I’d often thought to myself a couple of years ago, and in conversation with another close friend of mine, what sort of guilt and shame I will incur because of my horrible Christian witness during that time? What if during all those years, I was the only one to which all those I had met and had intimate moments with had that knowledge of the gospel of Christ to give their perishing souls? There is, in a very real and frightening way, responsibility on my part for their unbelief. Hear the words from Romans chapter 10,
“The word is near you, in your mouth and in your heart” (that is, the word of faith that we preach), because if you confess with your mouth that Jesus is Lord and believe in your heart that God raised him from the dead, you will be saved. For with the heart one believes and thus has righteousness and with the mouth one confesses and thus has salvation. For the scripture says, “Everyone who believes in him will not be put to shame.” For there is no distinction between the Jew and the Greek, for the same Lord is Lord of all, who richly blesses all who call on him. For everyone who calls on the name of the Lord will be saved.
How are they to call on one they have not believed in? And how are they to believe in one they have not heard of? And how are they to hear without someone preaching to them? And how are they to preach unless they are sent? As it is written, “How timely is the arrival of those who proclaim the good news.” But not all have obeyed the good news, for Isaiah says, “Lord, who has believed our report?” Consequently faith comes from what is heard, and what is heard comes through the preached word of Christ. Romans 10:8–17
If we do not speak the word, no one will know. That is the words of the inspired text, not mine. The phrase, “How timely is the arrival…”, is often translated, “How beautiful are the feet…”. Either way you take it, it can mean one of two things.
- The preaching and subsequent belief or rejection is in the correct time it was intended. This follows with the semantic range of the word, which involves agrarian themes of bounty or youthful beauty.
- The feet of the ones carrying the news are beautiful, because of the substance of message delivered. This carries weight with the rejection of said news, for to reject something so beautiful as the good news of what God has done in Jesus Christ, is to abhor the most beautiful blessing that may ever be.
Either could be correct but the first option seems more certain with the following point, “But not all have obeyed…” and the subsequent discussion of the remnant according to election and so forth.
What am I saying?

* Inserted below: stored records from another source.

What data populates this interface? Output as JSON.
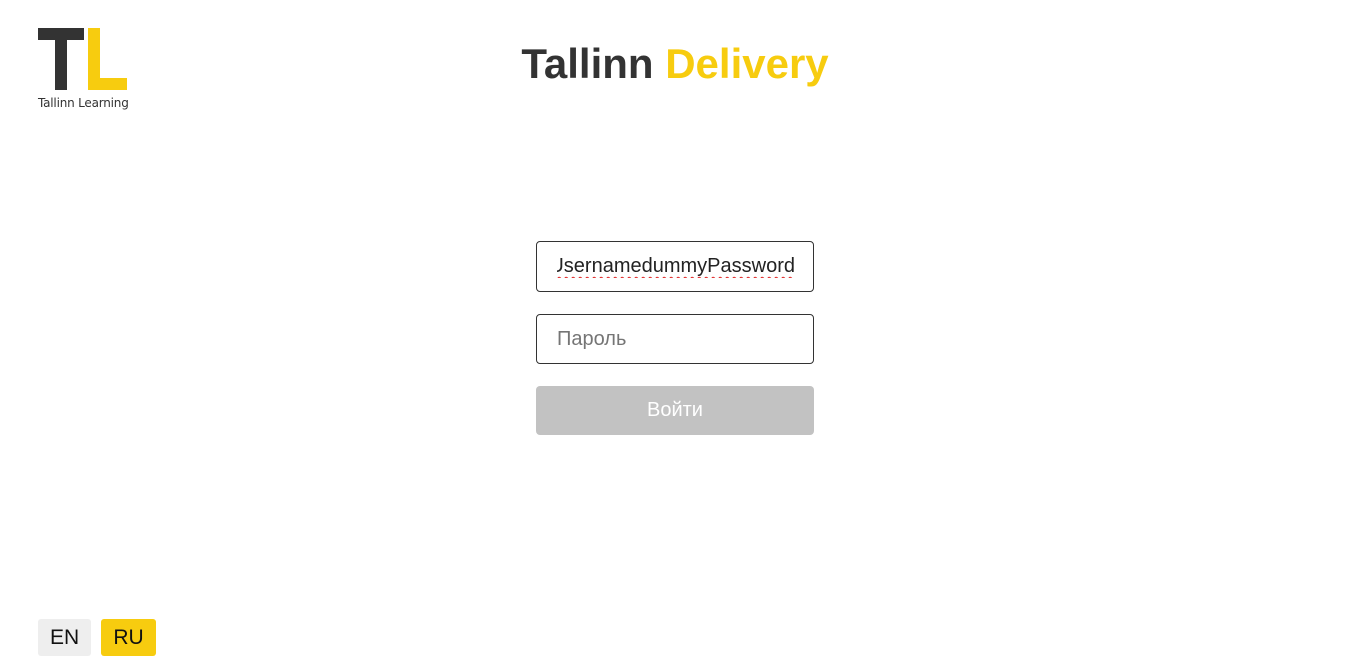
{
  "logo": {
    "letters": "TL",
    "caption": "Tallinn Learning",
    "colors": {
      "dark": "#333333",
      "accent": "#f7cc0f"
    }
  },
  "header": {
    "title_main": "Tallinn",
    "title_accent": "Delivery"
  },
  "login_form": {
    "username_value": "dummyUsernamedummyPassword",
    "password_placeholder": "Пароль",
    "submit_label": "Войти"
  },
  "language_switch": {
    "items": [
      {
        "label": "EN",
        "active": false
      },
      {
        "label": "RU",
        "active": true
      }
    ]
  },
  "colors": {
    "accent": "#f7cc0f",
    "text_dark": "#333333",
    "button_disabled": "#c2c2c2"
  }
}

Simply this… We, as Christians, are called to proclaim the mystery of Christ. We are to do it constantly. This proclamation goes out for judgement and for salvation. This sending and preaching is God’s means to “get the word out there.” You won’t find anywhere else in the New Testament where another method of spreading the gospel exists. Believers preach the message, and God, by means of this message and His Spirit’s illumination, makes it effectual and gives faith to believe and trust in it. When we don’t proclaim, we are in essence saying to God,
“Send someone else. I am not capable of giving any gospel light. I’d much prefer, rather, to sit back and smile my days away till you take me to be with you. By either death or some other method.”

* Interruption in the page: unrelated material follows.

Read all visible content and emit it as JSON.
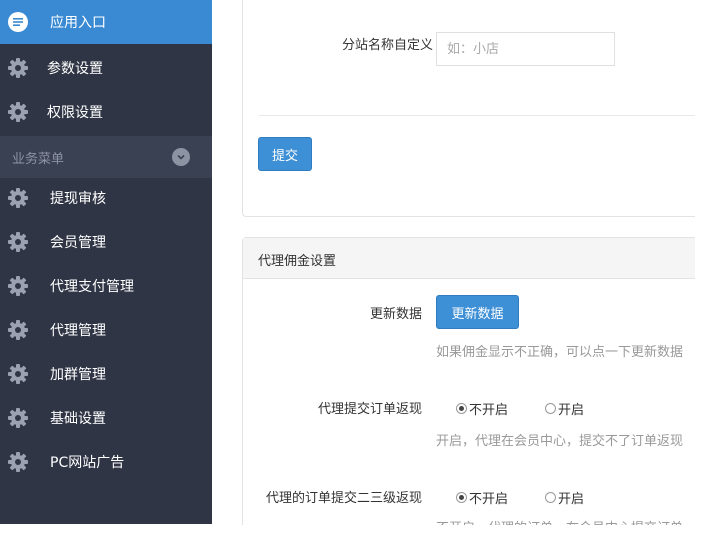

If we are to, “Preach the message, be ready whether it is convenient or not, reprove, rebuke, exhort with complete patience and instruction.” 2 Timothy 4:2, then there is little to no room for rejecting the call to proclaim.
Though I failed to do this for ‘J-Mac’–I do not know if she ever had this from another source and I hope she did–I pray, by God’s grace, that I never fail in doing so with another friend that I hold dear. May we all strive to proclaim to others, the Kingdom of God.